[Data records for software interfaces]
'''
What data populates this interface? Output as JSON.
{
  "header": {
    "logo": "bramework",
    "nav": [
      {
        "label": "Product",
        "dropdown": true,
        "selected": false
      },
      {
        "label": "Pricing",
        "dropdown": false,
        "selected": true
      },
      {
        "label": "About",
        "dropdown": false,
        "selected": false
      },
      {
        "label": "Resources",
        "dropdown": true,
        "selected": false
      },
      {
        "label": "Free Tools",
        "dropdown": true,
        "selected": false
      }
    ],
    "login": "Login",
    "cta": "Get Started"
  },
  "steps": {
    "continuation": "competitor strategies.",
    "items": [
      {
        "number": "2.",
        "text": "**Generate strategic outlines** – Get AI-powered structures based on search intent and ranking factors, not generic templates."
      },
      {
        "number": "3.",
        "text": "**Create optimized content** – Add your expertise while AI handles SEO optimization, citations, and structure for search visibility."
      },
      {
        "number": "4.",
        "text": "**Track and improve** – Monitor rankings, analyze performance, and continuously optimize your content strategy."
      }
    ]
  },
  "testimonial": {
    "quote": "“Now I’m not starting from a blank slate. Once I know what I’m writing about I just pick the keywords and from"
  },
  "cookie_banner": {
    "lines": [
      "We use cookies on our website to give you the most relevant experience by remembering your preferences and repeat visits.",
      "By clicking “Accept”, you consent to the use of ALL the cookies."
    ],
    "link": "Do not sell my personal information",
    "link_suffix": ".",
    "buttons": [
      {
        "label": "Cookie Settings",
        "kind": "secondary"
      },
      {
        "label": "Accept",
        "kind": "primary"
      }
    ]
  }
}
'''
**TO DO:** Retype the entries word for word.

**WORKED SOLUTION:**
What data populates this interface? Output as JSON.
{
  "header": {
    "logo": "bramework",
    "nav": [
      {
        "label": "Product",
        "dropdown": true,
        "selected": false
      },
      {
        "label": "Pricing",
        "dropdown": false,
        "selected": true
      },
      {
        "label": "About",
        "dropdown": false,
        "selected": false
      },
      {
        "label": "Resources",
        "dropdown": true,
        "selected": false
      },
      {
        "label": "Free Tools",
        "dropdown": true,
        "selected": false
      }
    ],
    "login": "Login",
    "cta": "Get Started"
  },
  "steps": {
    "continuation": "competitor strategies.",
    "items": [
      {
        "number": "2.",
        "text": "**Generate strategic outlines** – Get AI-powered structures based on search intent and ranking factors, not generic templates."
      },
      {
        "number": "3.",
        "text": "**Create optimized content** – Add your expertise while AI handles SEO optimization, citations, and structure for search visibility."
      },
      {
        "number": "4.",
        "text": "**Track and improve** – Monitor rankings, analyze performance, and continuously optimize your content strategy."
      }
    ]
  },
  "testimonial": {
    "quote": "“Now I’m not starting from a blank slate. Once I know what I’m writing about I just pick the keywords and from"
  },
  "cookie_banner": {
    "lines": [
      "We use cookies on our website to give you the most relevant experience by remembering your preferences and repeat visits.",
      "By clicking “Accept”, you consent to the use of ALL the cookies."
    ],
    "link": "Do not sell my personal information",
    "link_suffix": ".",
    "buttons": [
      {
        "label": "Cookie Settings",
        "kind": "secondary"
      },
      {
        "label": "Accept",
        "kind": "primary"
      }
    ]
  }
}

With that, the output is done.